> EXERCISE DETAILS
Print the entire listing below word for word, excluding its pictures.

> DATA FOR ANALYSIS
- Opening Delimiter -

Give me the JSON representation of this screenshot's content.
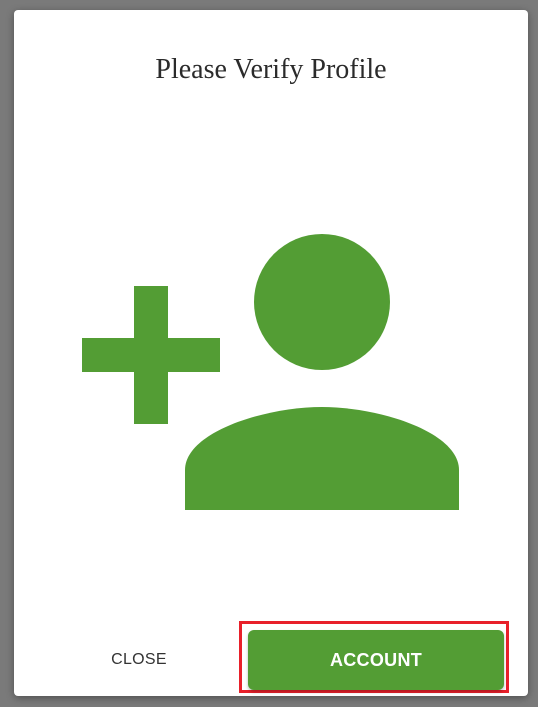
{
  "dialog": {
    "title": "Please Verify Profile",
    "icon": "add-user-icon",
    "icon_color": "#539d34",
    "buttons": {
      "close_label": "CLOSE",
      "account_label": "ACCOUNT"
    },
    "accent_color": "#539d34",
    "highlight_color": "#e8202a"
  }
}
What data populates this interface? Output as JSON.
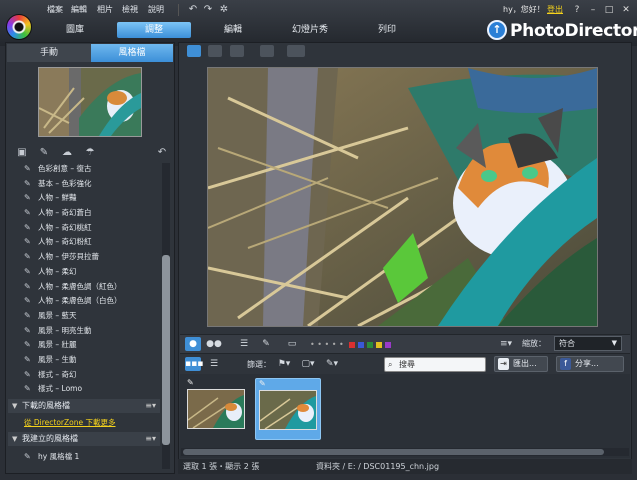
{
  "menu": [
    "檔案",
    "編輯",
    "相片",
    "檢視",
    "說明"
  ],
  "mode_tabs": [
    "圖庫",
    "調整",
    "編輯",
    "幻燈片秀",
    "列印"
  ],
  "user": {
    "greeting": "hy，您好！",
    "logout": "登出"
  },
  "window_buttons": [
    "?",
    "–",
    "□",
    "✕"
  ],
  "brand": "PhotoDirector",
  "left_tabs": {
    "manual": "手動",
    "style": "風格檔"
  },
  "presets": [
    "色彩創意 – 復古",
    "基本 – 色彩強化",
    "人物 – 鮮豔",
    "人物 – 奇幻蒼白",
    "人物 – 奇幻桃紅",
    "人物 – 奇幻粉紅",
    "人物 – 伊莎貝拉蕾",
    "人物 – 柔幻",
    "人物 – 柔膚色調（紅色）",
    "人物 – 柔膚色調（白色）",
    "風景 – 藍天",
    "風景 – 明亮生動",
    "風景 – 壯麗",
    "風景 – 生動",
    "樣式 – 奇幻",
    "樣式 – Lomo"
  ],
  "sections": {
    "downloaded": "下載的風格檔",
    "directorzone_link": "從 DirectorZone 下載更多",
    "my_styles": "我建立的風格檔",
    "my_style_item": "hy 風格檔 1"
  },
  "toolbar": {
    "zoom_label": "縮放：",
    "zoom_value": "符合"
  },
  "filter": {
    "label": "篩選：",
    "search_placeholder": "搜尋",
    "export": "匯出...",
    "share": "分享..."
  },
  "status": {
    "selection": "選取 1 張・顯示 2 張",
    "path": "資料夾 / E: / DSC01195_chn.jpg"
  },
  "colors": {
    "accent": "#3f8fd6",
    "link": "#f5d21c",
    "swatches": [
      "#d93030",
      "#3a58d8",
      "#2a8c3a",
      "#e0c020",
      "#9a3ac8"
    ]
  }
}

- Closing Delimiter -

> RESPONSE
Give me the JSON representation of this screenshot's content.
{
  "dialog": {
    "title": "Please Verify Profile",
    "icon": "add-user-icon",
    "icon_color": "#539d34",
    "buttons": {
      "close_label": "CLOSE",
      "account_label": "ACCOUNT"
    },
    "accent_color": "#539d34",
    "highlight_color": "#e8202a"
  }
}
What data populates this interface? Output as JSON.
{
  "menu": [
    "檔案",
    "編輯",
    "相片",
    "檢視",
    "說明"
  ],
  "mode_tabs": [
    "圖庫",
    "調整",
    "編輯",
    "幻燈片秀",
    "列印"
  ],
  "user": {
    "greeting": "hy，您好！",
    "logout": "登出"
  },
  "window_buttons": [
    "?",
    "–",
    "□",
    "✕"
  ],
  "brand": "PhotoDirector",
  "left_tabs": {
    "manual": "手動",
    "style": "風格檔"
  },
  "presets": [
    "色彩創意 – 復古",
    "基本 – 色彩強化",
    "人物 – 鮮豔",
    "人物 – 奇幻蒼白",
    "人物 – 奇幻桃紅",
    "人物 – 奇幻粉紅",
    "人物 – 伊莎貝拉蕾",
    "人物 – 柔幻",
    "人物 – 柔膚色調（紅色）",
    "人物 – 柔膚色調（白色）",
    "風景 – 藍天",
    "風景 – 明亮生動",
    "風景 – 壯麗",
    "風景 – 生動",
    "樣式 – 奇幻",
    "樣式 – Lomo"
  ],
  "sections": {
    "downloaded": "下載的風格檔",
    "directorzone_link": "從 DirectorZone 下載更多",
    "my_styles": "我建立的風格檔",
    "my_style_item": "hy 風格檔 1"
  },
  "toolbar": {
    "zoom_label": "縮放：",
    "zoom_value": "符合"
  },
  "filter": {
    "label": "篩選：",
    "search_placeholder": "搜尋",
    "export": "匯出...",
    "share": "分享..."
  },
  "status": {
    "selection": "選取 1 張・顯示 2 張",
    "path": "資料夾 / E: / DSC01195_chn.jpg"
  },
  "colors": {
    "accent": "#3f8fd6",
    "link": "#f5d21c",
    "swatches": [
      "#d93030",
      "#3a58d8",
      "#2a8c3a",
      "#e0c020",
      "#9a3ac8"
    ]
  }
}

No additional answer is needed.